• It’s about less sugar, more quiet and going on that holiday

 

With growing concerns around non-communicable diseases (NCDs), many individuals are making the necessary changes to their lifestyles for their wellbeing. Wellness and its efforts are about “being aware of and making choices about a significant existence”, says public health specialist and Medical Director of Spiral Aloe Clinics Dr Mothomang Diaho. After over 30 years in preventative medicine, Dr Diaho shares that “the alarming increase in non-communicable diseases (NCDs) in our society has a lot to do with our lifestyles and an inability to moderate our behaviour or change our attitudes towards food and exercise”.

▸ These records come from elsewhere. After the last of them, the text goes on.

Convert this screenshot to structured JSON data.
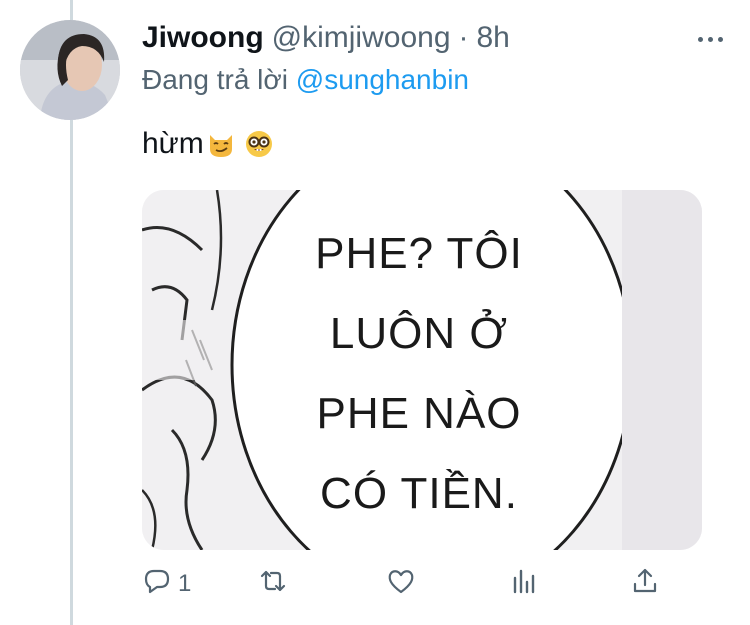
{
  "tweet": {
    "display_name": "Jiwoong",
    "handle": "@kimjiwoong",
    "separator": "·",
    "time": "8h",
    "reply_prefix": "Đang trả lời",
    "reply_to": "@sunghanbin",
    "text": "hừm",
    "emojis": [
      "smirking-cat-emoji",
      "nerd-face-emoji"
    ]
  },
  "media": {
    "speech_bubble_lines": [
      "PHE? TÔI",
      "LUÔN Ở",
      "PHE NÀO",
      "CÓ TIỀN."
    ]
  },
  "actions": {
    "reply_icon": "reply-icon",
    "reply_count": "1",
    "retweet_icon": "retweet-icon",
    "like_icon": "heart-icon",
    "analytics_icon": "analytics-icon",
    "share_icon": "share-icon"
  },
  "colors": {
    "text": "#0f1419",
    "secondary": "#536471",
    "accent": "#1d9bf0",
    "thread_line": "#cfd9de"
  }
}
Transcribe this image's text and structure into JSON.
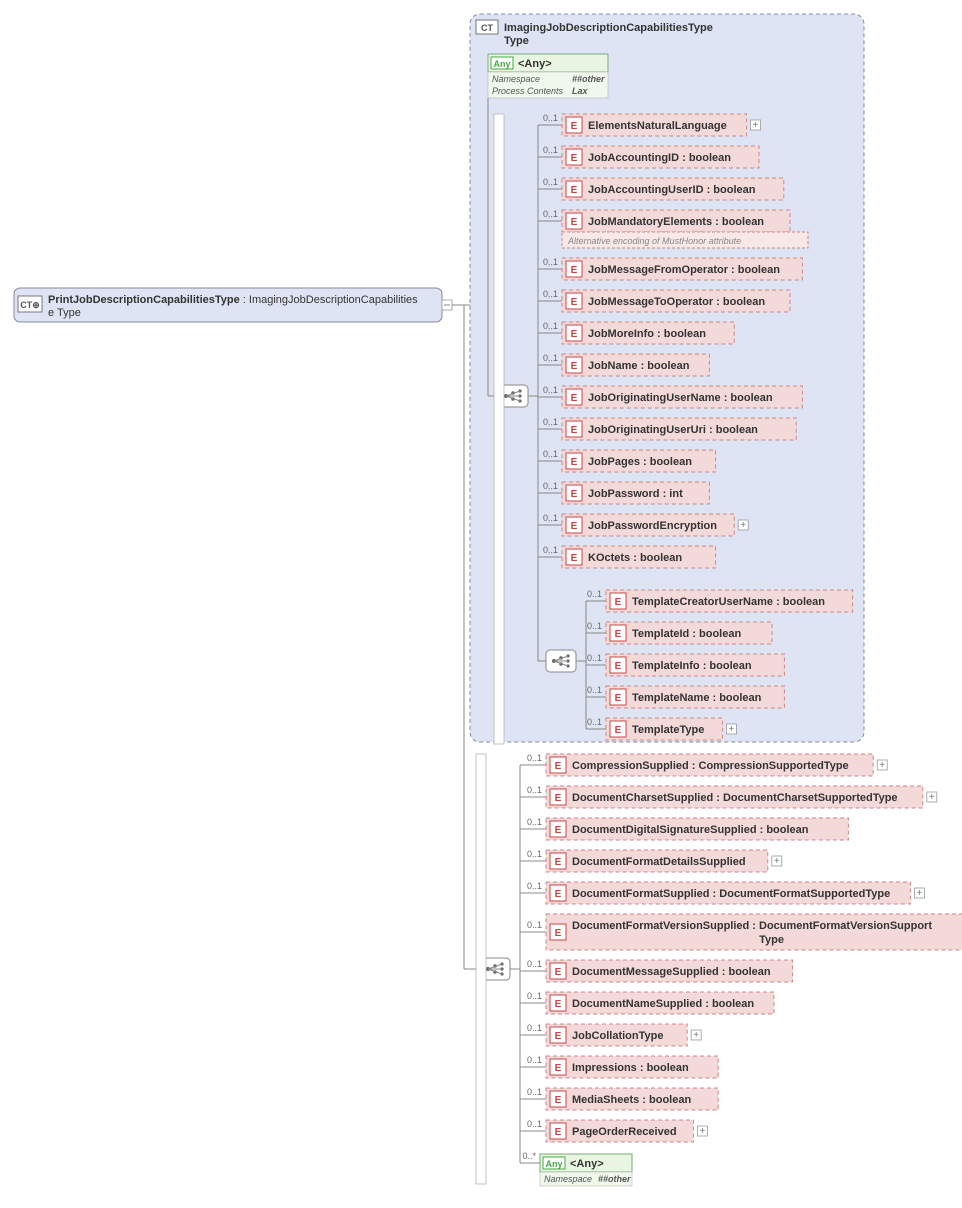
{
  "root": {
    "name": "PrintJobDescriptionCapabilitiesType",
    "baseType": "ImagingJobDescriptionCapabilitiesType",
    "sep": " : "
  },
  "complexType": {
    "label": "ImagingJobDescriptionCapabilitiesType",
    "sublabel": "Type"
  },
  "any": {
    "label": "<Any>",
    "namespaceLabel": "Namespace",
    "namespaceValue": "##other",
    "processLabel": "Process Contents",
    "processValue": "Lax"
  },
  "anyBottom": {
    "label": "<Any>",
    "namespaceLabel": "Namespace",
    "namespaceValue": "##other",
    "card": "0..*"
  },
  "card": "0..1",
  "innerElements": [
    {
      "name": "ElementsNaturalLanguage",
      "expand": true
    },
    {
      "name": "JobAccountingID",
      "type": "boolean"
    },
    {
      "name": "JobAccountingUserID",
      "type": "boolean"
    },
    {
      "name": "JobMandatoryElements",
      "type": "boolean",
      "note": "Alternative encoding of MustHonor attribute"
    },
    {
      "name": "JobMessageFromOperator",
      "type": "boolean"
    },
    {
      "name": "JobMessageToOperator",
      "type": "boolean"
    },
    {
      "name": "JobMoreInfo",
      "type": "boolean"
    },
    {
      "name": "JobName",
      "type": "boolean"
    },
    {
      "name": "JobOriginatingUserName",
      "type": "boolean"
    },
    {
      "name": "JobOriginatingUserUri",
      "type": "boolean"
    },
    {
      "name": "JobPages",
      "type": "boolean"
    },
    {
      "name": "JobPassword",
      "type": "int"
    },
    {
      "name": "JobPasswordEncryption",
      "expand": true
    },
    {
      "name": "KOctets",
      "type": "boolean",
      "sep": "  : "
    }
  ],
  "templateElements": [
    {
      "name": "TemplateCreatorUserName",
      "type": "boolean"
    },
    {
      "name": "TemplateId",
      "type": "boolean"
    },
    {
      "name": "TemplateInfo",
      "type": "boolean"
    },
    {
      "name": "TemplateName",
      "type": "boolean"
    },
    {
      "name": "TemplateType",
      "expand": true
    }
  ],
  "outerElements": [
    {
      "name": "CompressionSupplied",
      "type": "CompressionSupportedType",
      "expand": true
    },
    {
      "name": "DocumentCharsetSupplied",
      "type": "DocumentCharsetSupportedType",
      "expand": true
    },
    {
      "name": "DocumentDigitalSignatureSupplied",
      "type": "boolean"
    },
    {
      "name": "DocumentFormatDetailsSupplied",
      "expand": true
    },
    {
      "name": "DocumentFormatSupplied",
      "type": "DocumentFormatSupportedType",
      "expand": true
    },
    {
      "name": "DocumentFormatVersionSupplied",
      "type": "DocumentFormatVersionSupportedType",
      "expand": true,
      "twoLine": true
    },
    {
      "name": "DocumentMessageSupplied",
      "type": "boolean"
    },
    {
      "name": "DocumentNameSupplied",
      "type": "boolean"
    },
    {
      "name": "JobCollationType",
      "expand": true
    },
    {
      "name": "Impressions",
      "type": "boolean"
    },
    {
      "name": "MediaSheets",
      "type": "boolean"
    },
    {
      "name": "PageOrderReceived",
      "expand": true
    }
  ]
}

In 2017, the developments in health and wellness are set to stay. From the demand for silence and the surrender of sugar to that beautiful escape beyond the hill (or around the corner), the way to wellness is by caring for mind, body and soul.

Mind

As society becomes more urbanised people are continuously being exposed to more stressful environments, and noise. This reality has given rise to the deep desire for actual silence. As a result, there has been a growing interest in silent spas and retreats, restaurants, gyms and even silent airports in places like London City and Barcelona.

Studies have shown that the noise pollution in our environments – both physical and digital – have an adverse effect on our focus and sleep. “This increases stress levels, anxiety and depression, which puts strain on our mental health and can lead to fluctuations in weight”, says Dr Diaho. To combat this she recommends at least 1 hour dedicated to silence daily by going for a walk, meditating, taking a ‘digital detox’ or carrying out a hobby in silence like gardening or writing.

Body

The World Health Organisation (WHO) has attributed one third of all deaths globally to coronary heart disease, but the severity of lifestyle diseases may be on the rise in resource-poor countries specifically. Dr Diaho shares that “lifestyle diseases are becoming more prevalent in middle-income families where economic affordability is continuously improving but not at the same rate as health and wellness knowledge”. The focus of the Lifestyle Clinics such as Spiral Aloe will be on preventing these NCDs through education and the provision of advisory services to clients in both private and corporate settings.

Gaining control of our health will not be achieved by throwing out all the food in the fridge, it is about consistency; committing daily to small changes in habits and attitudes that will eventually result in lasting effects. For starters:

  • Don’t skip meals, especially breakfast. When you miss a meal the body switches to survival mode thinking it might go hungry. As a result it stores fat in its reserves instead of burning it off for energy
  • Eat more fruit, vegetables, nuts, and whole grains daily. Cutting down on fatty and sugary foods will have a positive effect on more than just your weight. A balanced diet affects our overall wellness – when we feel good on the inside it reflects on the outside
  • Get moving. The gym may not be for everyone but we all have 10 to 15 minutes in a day to do some calorie-burning activity. Jog in place for a few minutes when you wake up, walk around the building at work, dance to 3 of your favourite songs in a row (roughly 12 – 15 minutes), or join a class

Soul

According to research from SRI International’s Global Spa and Wellness Monitor report, Sub-Saharan Africa is the fastest growing region for wellness tourism.  This growth caters to the rising number of consumers seeking a more integrative wellness experience. In keeping with the shift towards healthier lifestyles, many wellness hotels and retreats are changing their offerings. They are going organic in their kitchens while also providing wellness facilities such as a spa or fitness centre, as well as purposefully designed therapies and activities like yoga and meditation classes to help guests achieve both physical well-being and spiritual balance.

Because of shifting mindsets towards personal health, the wellness trends of 2017 are likely to imbed themselves into our way of life. The welcoming of these trends will not only have a positive impact on individuals, it will effectively change the attitudes and behaviour of the health and wellness industry in South Africa overall.